  • Older documents such as the US Constitution sometimes use capitalization or punctuation in ways that differ from modern grammar. In this case, it's usually enough to write "[capitalization in original]" at the end of the quote. If you'll be quoting the same document repeatedly, you can write "All quotes from the US Constitution are capitalized as in the original."
  • If the writer is following different rules of style from your own (as in this case), or is writing for a different dialect of English, tough luck. Leave it verbatim and do not mark it, unless you believe it will be difficult for your audience to understand. In that case, you should change the material as little as possible to make it comprehensible (and always enclose changes in square brackets). Alternatively, provide an explanation or paraphrasing outside the quotation.
    • Some English dialects have a rather parochial attitude towards other dialects. For example, native speakers of British and American English sometimes label Indian English as incorrect. If you fear your audience may have this reaction towards the material you wish to quote, it is particularly important to avoid the use of [sic], which may be perceived as insensitive. Instead, you should explain the material's origin and indicate, outside the quote, that it is verbatim.
  • If the error is severe enough that you are unable to determine what the writer meant, then you will probably discuss that fact outside of the quote. There is no need to use [sic] if you're already talking about the problem anyway. A reader who doubts your transcription in this case will continue to do so even if you do write [sic], so it provides no benefit.

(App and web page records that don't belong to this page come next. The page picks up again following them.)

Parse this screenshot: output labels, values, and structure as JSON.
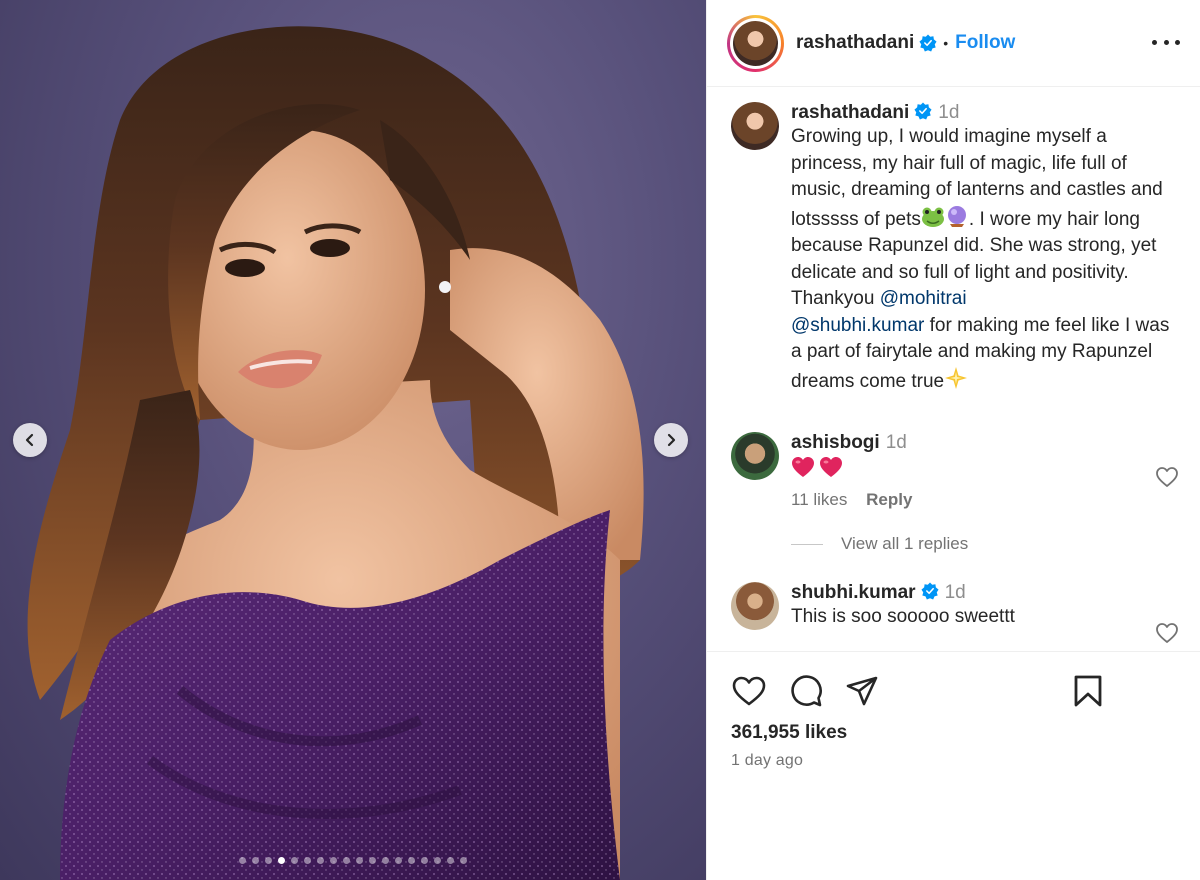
{
  "post": {
    "username": "rashathadani",
    "follow_label": "Follow",
    "separator": "•",
    "likes_text": "361,955 likes",
    "date_text": "1 day ago",
    "carousel": {
      "total_slides": 18,
      "active_index": 3
    }
  },
  "caption": {
    "username": "rashathadani",
    "time": "1d",
    "text_1": "Growing up, I would imagine myself a princess, my hair full of magic, life full of music, dreaming of lanterns and castles and lotsssss of pets",
    "text_2": ". I wore my hair long because Rapunzel did. She was strong, yet delicate and so full of light and positivity. Thankyou ",
    "mention_1": "@mohitrai",
    "mention_2": "@shubhi.kumar",
    "text_3": " for making me feel like I was a part of fairytale and making my Rapunzel dreams come true"
  },
  "comments": [
    {
      "username": "ashisbogi",
      "time": "1d",
      "text": "",
      "likes": "11 likes",
      "reply_label": "Reply",
      "view_replies": "View all 1 replies"
    },
    {
      "username": "shubhi.kumar",
      "time": "1d",
      "text": "This is soo sooooo sweettt"
    }
  ],
  "colors": {
    "link": "#1a8cf0",
    "mention": "#00376b",
    "muted": "#737373",
    "text": "#262626",
    "verified": "#0095f6",
    "heart_emoji": "#e0245e"
  },
  "icons": [
    "more-options-icon",
    "verified-badge-icon",
    "heart-icon",
    "comment-icon",
    "share-icon",
    "save-icon",
    "chevron-left-icon",
    "chevron-right-icon"
  ]
}
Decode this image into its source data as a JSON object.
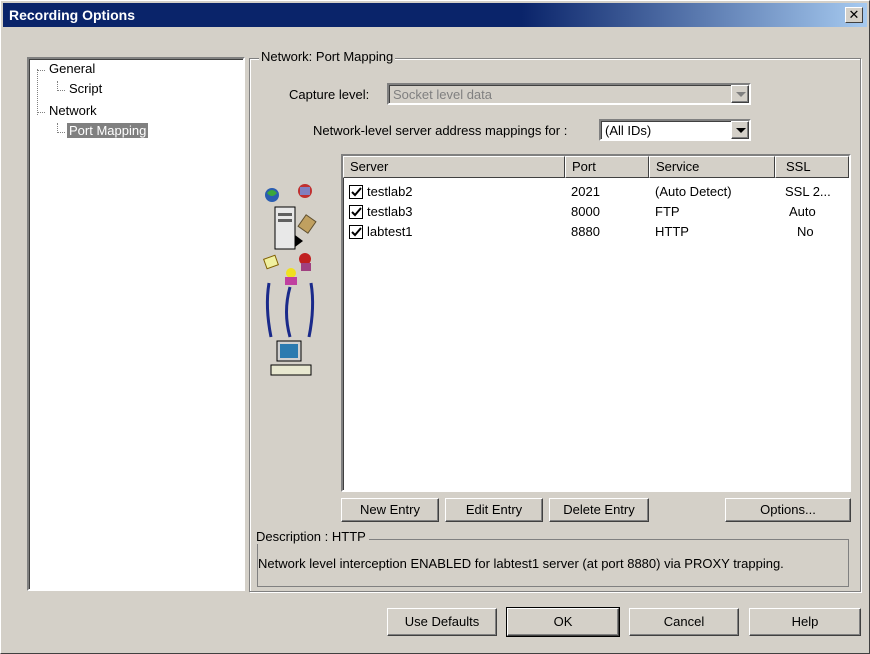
{
  "window": {
    "title": "Recording Options",
    "close_label": "✕"
  },
  "tree": {
    "items": [
      {
        "label": "General"
      },
      {
        "label": "Script"
      },
      {
        "label": "Network"
      },
      {
        "label": "Port Mapping"
      }
    ]
  },
  "group": {
    "title": "Network: Port Mapping",
    "capture_level_label": "Capture level:",
    "capture_level_value": "Socket level data",
    "mappings_label": "Network-level server address mappings for :",
    "mappings_value": "(All IDs)"
  },
  "table": {
    "columns": [
      "Server",
      "Port",
      "Service",
      "SSL"
    ],
    "rows": [
      {
        "checked": true,
        "server": "testlab2",
        "port": "2021",
        "service": "(Auto Detect)",
        "ssl": "SSL 2..."
      },
      {
        "checked": true,
        "server": "testlab3",
        "port": "8000",
        "service": "FTP",
        "ssl": "Auto"
      },
      {
        "checked": true,
        "server": "labtest1",
        "port": "8880",
        "service": "HTTP",
        "ssl": "No"
      }
    ]
  },
  "buttons": {
    "new_entry": "New Entry",
    "edit_entry": "Edit Entry",
    "delete_entry": "Delete Entry",
    "options": "Options...",
    "use_defaults": "Use Defaults",
    "ok": "OK",
    "cancel": "Cancel",
    "help": "Help"
  },
  "description": {
    "title": "Description : HTTP",
    "text": "Network level interception ENABLED for labtest1 server (at port 8880) via PROXY trapping."
  },
  "colors": {
    "title_bar": "#0a246a",
    "face": "#d4d0c8",
    "selection": "#808080"
  }
}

Your Answer

By clicking “Post Your Answer”, you agree to our terms of service, privacy policy and cookie policy

Not the answer you're looking for? Browse other questions tagged or ask your own question.